• [Activity]:
Take the data and return it in full. Change nothing.
- Opening Delimiter -
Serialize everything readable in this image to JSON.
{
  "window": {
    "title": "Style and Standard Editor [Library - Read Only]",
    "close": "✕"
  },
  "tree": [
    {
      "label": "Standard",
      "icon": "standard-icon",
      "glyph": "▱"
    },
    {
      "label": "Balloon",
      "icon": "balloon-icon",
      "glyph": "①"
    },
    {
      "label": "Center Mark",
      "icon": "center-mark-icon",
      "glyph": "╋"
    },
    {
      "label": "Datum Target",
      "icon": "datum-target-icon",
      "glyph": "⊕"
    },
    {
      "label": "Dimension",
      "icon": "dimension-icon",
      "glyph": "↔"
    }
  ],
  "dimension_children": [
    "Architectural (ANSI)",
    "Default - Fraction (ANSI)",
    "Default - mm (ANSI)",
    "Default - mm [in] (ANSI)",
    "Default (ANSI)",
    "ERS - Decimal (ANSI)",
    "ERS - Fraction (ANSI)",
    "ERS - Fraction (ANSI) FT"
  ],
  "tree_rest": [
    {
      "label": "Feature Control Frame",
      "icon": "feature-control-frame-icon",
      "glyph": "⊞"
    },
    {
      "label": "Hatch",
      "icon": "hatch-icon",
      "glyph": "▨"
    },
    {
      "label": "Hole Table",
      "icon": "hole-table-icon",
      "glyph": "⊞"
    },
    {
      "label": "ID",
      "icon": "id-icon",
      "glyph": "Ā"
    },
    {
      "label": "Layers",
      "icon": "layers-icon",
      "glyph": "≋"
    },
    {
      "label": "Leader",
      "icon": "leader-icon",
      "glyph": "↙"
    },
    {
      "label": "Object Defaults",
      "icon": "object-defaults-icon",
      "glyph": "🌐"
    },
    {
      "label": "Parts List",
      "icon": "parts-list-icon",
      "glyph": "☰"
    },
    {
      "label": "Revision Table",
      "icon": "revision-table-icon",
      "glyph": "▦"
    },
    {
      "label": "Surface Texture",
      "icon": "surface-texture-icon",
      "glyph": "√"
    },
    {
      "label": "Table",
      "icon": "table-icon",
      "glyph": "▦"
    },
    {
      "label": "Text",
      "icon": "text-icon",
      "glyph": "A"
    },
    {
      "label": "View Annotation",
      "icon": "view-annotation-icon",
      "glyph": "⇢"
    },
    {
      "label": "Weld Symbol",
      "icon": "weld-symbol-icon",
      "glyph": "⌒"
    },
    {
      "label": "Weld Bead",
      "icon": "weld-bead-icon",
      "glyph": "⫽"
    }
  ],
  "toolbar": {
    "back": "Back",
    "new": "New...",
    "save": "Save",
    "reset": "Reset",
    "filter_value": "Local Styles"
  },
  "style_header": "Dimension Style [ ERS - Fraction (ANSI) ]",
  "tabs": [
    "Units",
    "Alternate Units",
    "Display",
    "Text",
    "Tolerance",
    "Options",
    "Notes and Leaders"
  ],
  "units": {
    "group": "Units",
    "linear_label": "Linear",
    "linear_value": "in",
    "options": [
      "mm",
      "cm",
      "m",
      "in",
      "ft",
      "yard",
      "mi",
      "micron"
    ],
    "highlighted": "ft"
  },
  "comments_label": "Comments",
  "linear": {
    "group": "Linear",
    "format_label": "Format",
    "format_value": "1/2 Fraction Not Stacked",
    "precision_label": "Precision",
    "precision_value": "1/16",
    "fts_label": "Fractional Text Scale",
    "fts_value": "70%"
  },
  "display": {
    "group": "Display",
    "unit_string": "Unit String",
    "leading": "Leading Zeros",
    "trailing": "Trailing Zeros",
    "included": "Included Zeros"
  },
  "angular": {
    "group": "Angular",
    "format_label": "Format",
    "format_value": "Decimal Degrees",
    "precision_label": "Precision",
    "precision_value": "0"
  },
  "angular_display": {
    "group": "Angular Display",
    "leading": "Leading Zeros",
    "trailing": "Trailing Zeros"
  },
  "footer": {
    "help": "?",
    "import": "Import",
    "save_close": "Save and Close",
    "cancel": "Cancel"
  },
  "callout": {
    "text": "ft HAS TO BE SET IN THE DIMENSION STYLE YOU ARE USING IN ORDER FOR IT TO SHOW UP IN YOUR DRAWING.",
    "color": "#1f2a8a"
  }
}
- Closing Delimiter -
• [Finished task]:
Serialize everything readable in this image to JSON.
{
  "window": {
    "title": "Style and Standard Editor [Library - Read Only]",
    "close": "✕"
  },
  "tree": [
    {
      "label": "Standard",
      "icon": "standard-icon",
      "glyph": "▱"
    },
    {
      "label": "Balloon",
      "icon": "balloon-icon",
      "glyph": "①"
    },
    {
      "label": "Center Mark",
      "icon": "center-mark-icon",
      "glyph": "╋"
    },
    {
      "label": "Datum Target",
      "icon": "datum-target-icon",
      "glyph": "⊕"
    },
    {
      "label": "Dimension",
      "icon": "dimension-icon",
      "glyph": "↔"
    }
  ],
  "dimension_children": [
    "Architectural (ANSI)",
    "Default - Fraction (ANSI)",
    "Default - mm (ANSI)",
    "Default - mm [in] (ANSI)",
    "Default (ANSI)",
    "ERS - Decimal (ANSI)",
    "ERS - Fraction (ANSI)",
    "ERS - Fraction (ANSI) FT"
  ],
  "tree_rest": [
    {
      "label": "Feature Control Frame",
      "icon": "feature-control-frame-icon",
      "glyph": "⊞"
    },
    {
      "label": "Hatch",
      "icon": "hatch-icon",
      "glyph": "▨"
    },
    {
      "label": "Hole Table",
      "icon": "hole-table-icon",
      "glyph": "⊞"
    },
    {
      "label": "ID",
      "icon": "id-icon",
      "glyph": "Ā"
    },
    {
      "label": "Layers",
      "icon": "layers-icon",
      "glyph": "≋"
    },
    {
      "label": "Leader",
      "icon": "leader-icon",
      "glyph": "↙"
    },
    {
      "label": "Object Defaults",
      "icon": "object-defaults-icon",
      "glyph": "🌐"
    },
    {
      "label": "Parts List",
      "icon": "parts-list-icon",
      "glyph": "☰"
    },
    {
      "label": "Revision Table",
      "icon": "revision-table-icon",
      "glyph": "▦"
    },
    {
      "label": "Surface Texture",
      "icon": "surface-texture-icon",
      "glyph": "√"
    },
    {
      "label": "Table",
      "icon": "table-icon",
      "glyph": "▦"
    },
    {
      "label": "Text",
      "icon": "text-icon",
      "glyph": "A"
    },
    {
      "label": "View Annotation",
      "icon": "view-annotation-icon",
      "glyph": "⇢"
    },
    {
      "label": "Weld Symbol",
      "icon": "weld-symbol-icon",
      "glyph": "⌒"
    },
    {
      "label": "Weld Bead",
      "icon": "weld-bead-icon",
      "glyph": "⫽"
    }
  ],
  "toolbar": {
    "back": "Back",
    "new": "New...",
    "save": "Save",
    "reset": "Reset",
    "filter_value": "Local Styles"
  },
  "style_header": "Dimension Style [ ERS - Fraction (ANSI) ]",
  "tabs": [
    "Units",
    "Alternate Units",
    "Display",
    "Text",
    "Tolerance",
    "Options",
    "Notes and Leaders"
  ],
  "units": {
    "group": "Units",
    "linear_label": "Linear",
    "linear_value": "in",
    "options": [
      "mm",
      "cm",
      "m",
      "in",
      "ft",
      "yard",
      "mi",
      "micron"
    ],
    "highlighted": "ft"
  },
  "comments_label": "Comments",
  "linear": {
    "group": "Linear",
    "format_label": "Format",
    "format_value": "1/2 Fraction Not Stacked",
    "precision_label": "Precision",
    "precision_value": "1/16",
    "fts_label": "Fractional Text Scale",
    "fts_value": "70%"
  },
  "display": {
    "group": "Display",
    "unit_string": "Unit String",
    "leading": "Leading Zeros",
    "trailing": "Trailing Zeros",
    "included": "Included Zeros"
  },
  "angular": {
    "group": "Angular",
    "format_label": "Format",
    "format_value": "Decimal Degrees",
    "precision_label": "Precision",
    "precision_value": "0"
  },
  "angular_display": {
    "group": "Angular Display",
    "leading": "Leading Zeros",
    "trailing": "Trailing Zeros"
  },
  "footer": {
    "help": "?",
    "import": "Import",
    "save_close": "Save and Close",
    "cancel": "Cancel"
  },
  "callout": {
    "text": "ft HAS TO BE SET IN THE DIMENSION STYLE YOU ARE USING IN ORDER FOR IT TO SHOW UP IN YOUR DRAWING.",
    "color": "#1f2a8a"
  }
}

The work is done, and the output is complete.